There are different methodologies of how to accomplish this fluidity or adaptive approximation and most programmers can wax poetic about them. I’m a fan of informing, interpreting, and getting into action since your website is meant to support your business, not take on a life of its own.
So what do you do now?
Achieving a mobile friendly site can be accomplished in a few different ways. Your site can:
- Use a mobile-responsive template or be built using mobile-responsive code from the start (example: WordPress themes that are mobile-responsive).
- Be retrofitted using code that will make a non-responsive site mobile friendly.
- Use a separate design or template from the one displayed on desktops/laptops that is designed specifically and only for mobile devices.
Each of these approaches require different amounts of work, and comes with its own pro’s and con’s. I’ll detail that in my next article and help you make an informed decision for your own site.

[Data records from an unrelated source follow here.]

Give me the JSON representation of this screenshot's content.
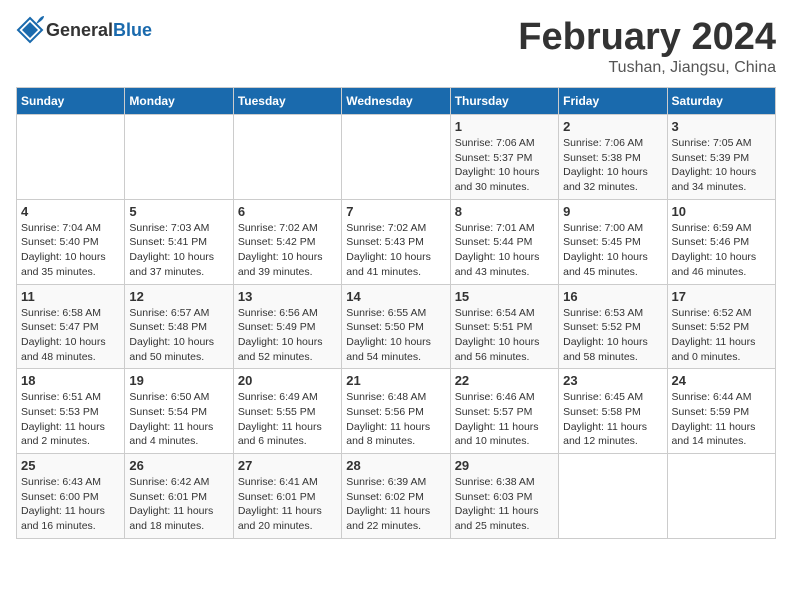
{
  "header": {
    "logo_general": "General",
    "logo_blue": "Blue",
    "month_title": "February 2024",
    "location": "Tushan, Jiangsu, China"
  },
  "days_of_week": [
    "Sunday",
    "Monday",
    "Tuesday",
    "Wednesday",
    "Thursday",
    "Friday",
    "Saturday"
  ],
  "weeks": [
    [
      null,
      null,
      null,
      null,
      {
        "day": "1",
        "sunrise": "7:06 AM",
        "sunset": "5:37 PM",
        "daylight": "10 hours and 30 minutes."
      },
      {
        "day": "2",
        "sunrise": "7:06 AM",
        "sunset": "5:38 PM",
        "daylight": "10 hours and 32 minutes."
      },
      {
        "day": "3",
        "sunrise": "7:05 AM",
        "sunset": "5:39 PM",
        "daylight": "10 hours and 34 minutes."
      }
    ],
    [
      {
        "day": "4",
        "sunrise": "7:04 AM",
        "sunset": "5:40 PM",
        "daylight": "10 hours and 35 minutes."
      },
      {
        "day": "5",
        "sunrise": "7:03 AM",
        "sunset": "5:41 PM",
        "daylight": "10 hours and 37 minutes."
      },
      {
        "day": "6",
        "sunrise": "7:02 AM",
        "sunset": "5:42 PM",
        "daylight": "10 hours and 39 minutes."
      },
      {
        "day": "7",
        "sunrise": "7:02 AM",
        "sunset": "5:43 PM",
        "daylight": "10 hours and 41 minutes."
      },
      {
        "day": "8",
        "sunrise": "7:01 AM",
        "sunset": "5:44 PM",
        "daylight": "10 hours and 43 minutes."
      },
      {
        "day": "9",
        "sunrise": "7:00 AM",
        "sunset": "5:45 PM",
        "daylight": "10 hours and 45 minutes."
      },
      {
        "day": "10",
        "sunrise": "6:59 AM",
        "sunset": "5:46 PM",
        "daylight": "10 hours and 46 minutes."
      }
    ],
    [
      {
        "day": "11",
        "sunrise": "6:58 AM",
        "sunset": "5:47 PM",
        "daylight": "10 hours and 48 minutes."
      },
      {
        "day": "12",
        "sunrise": "6:57 AM",
        "sunset": "5:48 PM",
        "daylight": "10 hours and 50 minutes."
      },
      {
        "day": "13",
        "sunrise": "6:56 AM",
        "sunset": "5:49 PM",
        "daylight": "10 hours and 52 minutes."
      },
      {
        "day": "14",
        "sunrise": "6:55 AM",
        "sunset": "5:50 PM",
        "daylight": "10 hours and 54 minutes."
      },
      {
        "day": "15",
        "sunrise": "6:54 AM",
        "sunset": "5:51 PM",
        "daylight": "10 hours and 56 minutes."
      },
      {
        "day": "16",
        "sunrise": "6:53 AM",
        "sunset": "5:52 PM",
        "daylight": "10 hours and 58 minutes."
      },
      {
        "day": "17",
        "sunrise": "6:52 AM",
        "sunset": "5:52 PM",
        "daylight": "11 hours and 0 minutes."
      }
    ],
    [
      {
        "day": "18",
        "sunrise": "6:51 AM",
        "sunset": "5:53 PM",
        "daylight": "11 hours and 2 minutes."
      },
      {
        "day": "19",
        "sunrise": "6:50 AM",
        "sunset": "5:54 PM",
        "daylight": "11 hours and 4 minutes."
      },
      {
        "day": "20",
        "sunrise": "6:49 AM",
        "sunset": "5:55 PM",
        "daylight": "11 hours and 6 minutes."
      },
      {
        "day": "21",
        "sunrise": "6:48 AM",
        "sunset": "5:56 PM",
        "daylight": "11 hours and 8 minutes."
      },
      {
        "day": "22",
        "sunrise": "6:46 AM",
        "sunset": "5:57 PM",
        "daylight": "11 hours and 10 minutes."
      },
      {
        "day": "23",
        "sunrise": "6:45 AM",
        "sunset": "5:58 PM",
        "daylight": "11 hours and 12 minutes."
      },
      {
        "day": "24",
        "sunrise": "6:44 AM",
        "sunset": "5:59 PM",
        "daylight": "11 hours and 14 minutes."
      }
    ],
    [
      {
        "day": "25",
        "sunrise": "6:43 AM",
        "sunset": "6:00 PM",
        "daylight": "11 hours and 16 minutes."
      },
      {
        "day": "26",
        "sunrise": "6:42 AM",
        "sunset": "6:01 PM",
        "daylight": "11 hours and 18 minutes."
      },
      {
        "day": "27",
        "sunrise": "6:41 AM",
        "sunset": "6:01 PM",
        "daylight": "11 hours and 20 minutes."
      },
      {
        "day": "28",
        "sunrise": "6:39 AM",
        "sunset": "6:02 PM",
        "daylight": "11 hours and 22 minutes."
      },
      {
        "day": "29",
        "sunrise": "6:38 AM",
        "sunset": "6:03 PM",
        "daylight": "11 hours and 25 minutes."
      },
      null,
      null
    ]
  ]
}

Meanwhile… Not sure if your site is affected? Have you failed the Google test and need to do something about it? Contact me right away and I can help you sort through your options, make a cost-effective choice, and get changes made quickly.